__Extracted records__
################

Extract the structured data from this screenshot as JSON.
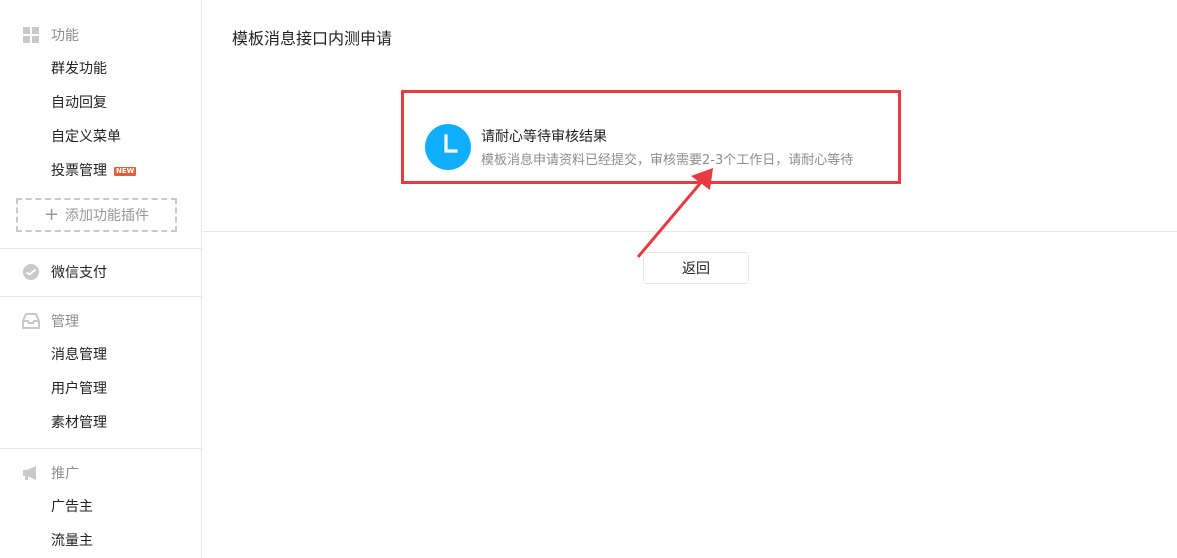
{
  "sidebar": {
    "sections": [
      {
        "title": "功能",
        "icon": "grid-icon",
        "items": [
          {
            "label": "群发功能"
          },
          {
            "label": "自动回复"
          },
          {
            "label": "自定义菜单"
          },
          {
            "label": "投票管理",
            "badge": "NEW"
          }
        ],
        "add_plugin_label": "添加功能插件"
      },
      {
        "title": "微信支付",
        "icon": "wechat-pay-icon",
        "items": []
      },
      {
        "title": "管理",
        "icon": "inbox-icon",
        "items": [
          {
            "label": "消息管理"
          },
          {
            "label": "用户管理"
          },
          {
            "label": "素材管理"
          }
        ]
      },
      {
        "title": "推广",
        "icon": "megaphone-icon",
        "items": [
          {
            "label": "广告主"
          },
          {
            "label": "流量主"
          }
        ]
      }
    ]
  },
  "main": {
    "page_title": "模板消息接口内测申请",
    "notice": {
      "icon": "clock-icon",
      "title": "请耐心等待审核结果",
      "description": "模板消息申请资料已经提交，审核需要2-3个工作日，请耐心等待"
    },
    "back_button_label": "返回"
  },
  "colors": {
    "highlight_border": "#e63b40",
    "clock_blue": "#10aeff",
    "badge_red": "#e15f3b",
    "muted_text": "#8d8d8d",
    "divider": "#e7e7eb"
  }
}
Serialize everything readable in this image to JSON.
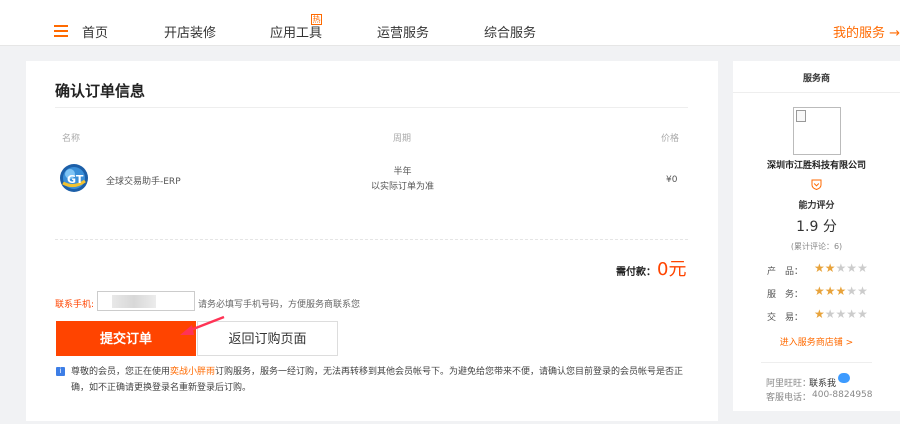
{
  "nav": {
    "items": [
      {
        "label": "首页"
      },
      {
        "label": "开店装修"
      },
      {
        "label": "应用工具"
      },
      {
        "label": "运营服务"
      },
      {
        "label": "综合服务"
      }
    ],
    "badge": "热",
    "my_service": "我的服务 →"
  },
  "order": {
    "title": "确认订单信息",
    "columns": {
      "name": "名称",
      "period": "周期",
      "price": "价格"
    },
    "product": {
      "name": "全球交易助手-ERP",
      "period_line1": "半年",
      "period_line2": "以实际订单为准",
      "price": "¥0"
    },
    "need_pay_label": "需付款：",
    "need_pay_amount": "0元",
    "phone_label": "联系手机:",
    "phone_hint": "请务必填写手机号码，方便服务商联系您",
    "submit_label": "提交订单",
    "back_label": "返回订购页面",
    "notice_pre": "尊敬的会员，您正在使用",
    "notice_highlight": "奕战小胖雨",
    "notice_post": "订购服务，服务一经订购，无法再转移到其他会员帐号下。为避免给您带来不便，请确认您目前登录的会员帐号是否正确，如不正确请更换登录名重新登录后订购。",
    "info_icon": "i"
  },
  "provider": {
    "title": "服务商",
    "company": "深圳市江胜科技有限公司",
    "ability_label": "能力评分",
    "score": "1.9 分",
    "reviews": "(累计评论：6)",
    "ratings": [
      {
        "label": "产　品：",
        "stars": 2
      },
      {
        "label": "服　务：",
        "stars": 3
      },
      {
        "label": "交　易：",
        "stars": 1
      }
    ],
    "enter_shop": "进入服务商店铺 >",
    "wangwang_label": "阿里旺旺：",
    "wangwang_value": "联系我",
    "tel_label": "客服电话：",
    "tel_value": "400-8824958"
  },
  "colors": {
    "accent": "#ff6a00",
    "submit": "#ff4400",
    "star": "#e8a33b"
  }
}
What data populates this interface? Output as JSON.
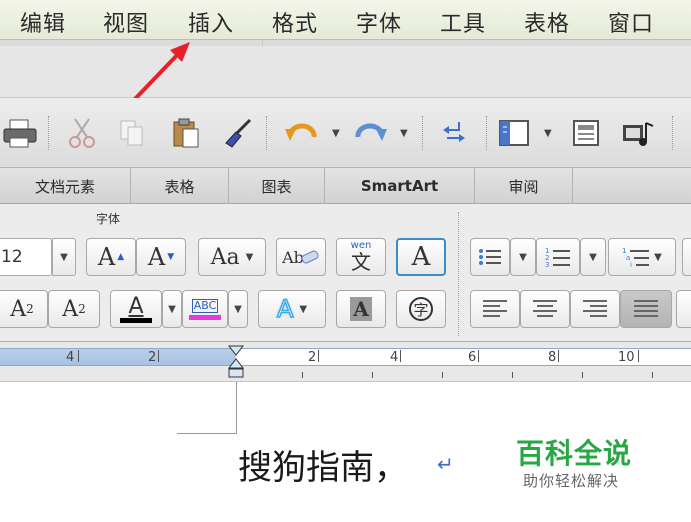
{
  "menubar": {
    "items": [
      "编辑",
      "视图",
      "插入",
      "格式",
      "字体",
      "工具",
      "表格",
      "窗口"
    ]
  },
  "tabs": [
    "文档元素",
    "表格",
    "图表",
    "SmartArt",
    "审阅"
  ],
  "ribbon": {
    "font_group_title": "字体",
    "font_size": "12",
    "grow_font": "A",
    "shrink_font": "A",
    "change_case": "Aa",
    "clear_format": "Ab",
    "phonetic_top": "wen",
    "phonetic_bottom": "文",
    "char_border": "A",
    "superscript_base": "A",
    "superscript_mark": "2",
    "subscript_base": "A",
    "subscript_mark": "2",
    "font_color": "A",
    "highlight": "ABC",
    "text_effect": "A",
    "char_shading": "A",
    "enclose_char": "字"
  },
  "ruler": {
    "labels": [
      "4",
      "2",
      "2",
      "4",
      "6",
      "8",
      "10"
    ]
  },
  "document": {
    "text": "搜狗指南，",
    "para_mark": "↵"
  },
  "watermark": {
    "title": "百科全说",
    "subtitle": "助你轻松解决"
  },
  "colors": {
    "arrow": "#e8202a",
    "watermark": "#27a845",
    "font_color_bar": "#000000",
    "highlight_bar": "#e83ad6",
    "effect_blue": "#3aa7e8"
  }
}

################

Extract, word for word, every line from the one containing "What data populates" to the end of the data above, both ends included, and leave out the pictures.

__Result of this task__
What data populates this interface? Output as JSON.
{
  "menubar": {
    "items": [
      "编辑",
      "视图",
      "插入",
      "格式",
      "字体",
      "工具",
      "表格",
      "窗口"
    ]
  },
  "tabs": [
    "文档元素",
    "表格",
    "图表",
    "SmartArt",
    "审阅"
  ],
  "ribbon": {
    "font_group_title": "字体",
    "font_size": "12",
    "grow_font": "A",
    "shrink_font": "A",
    "change_case": "Aa",
    "clear_format": "Ab",
    "phonetic_top": "wen",
    "phonetic_bottom": "文",
    "char_border": "A",
    "superscript_base": "A",
    "superscript_mark": "2",
    "subscript_base": "A",
    "subscript_mark": "2",
    "font_color": "A",
    "highlight": "ABC",
    "text_effect": "A",
    "char_shading": "A",
    "enclose_char": "字"
  },
  "ruler": {
    "labels": [
      "4",
      "2",
      "2",
      "4",
      "6",
      "8",
      "10"
    ]
  },
  "document": {
    "text": "搜狗指南，",
    "para_mark": "↵"
  },
  "watermark": {
    "title": "百科全说",
    "subtitle": "助你轻松解决"
  },
  "colors": {
    "arrow": "#e8202a",
    "watermark": "#27a845",
    "font_color_bar": "#000000",
    "highlight_bar": "#e83ad6",
    "effect_blue": "#3aa7e8"
  }
}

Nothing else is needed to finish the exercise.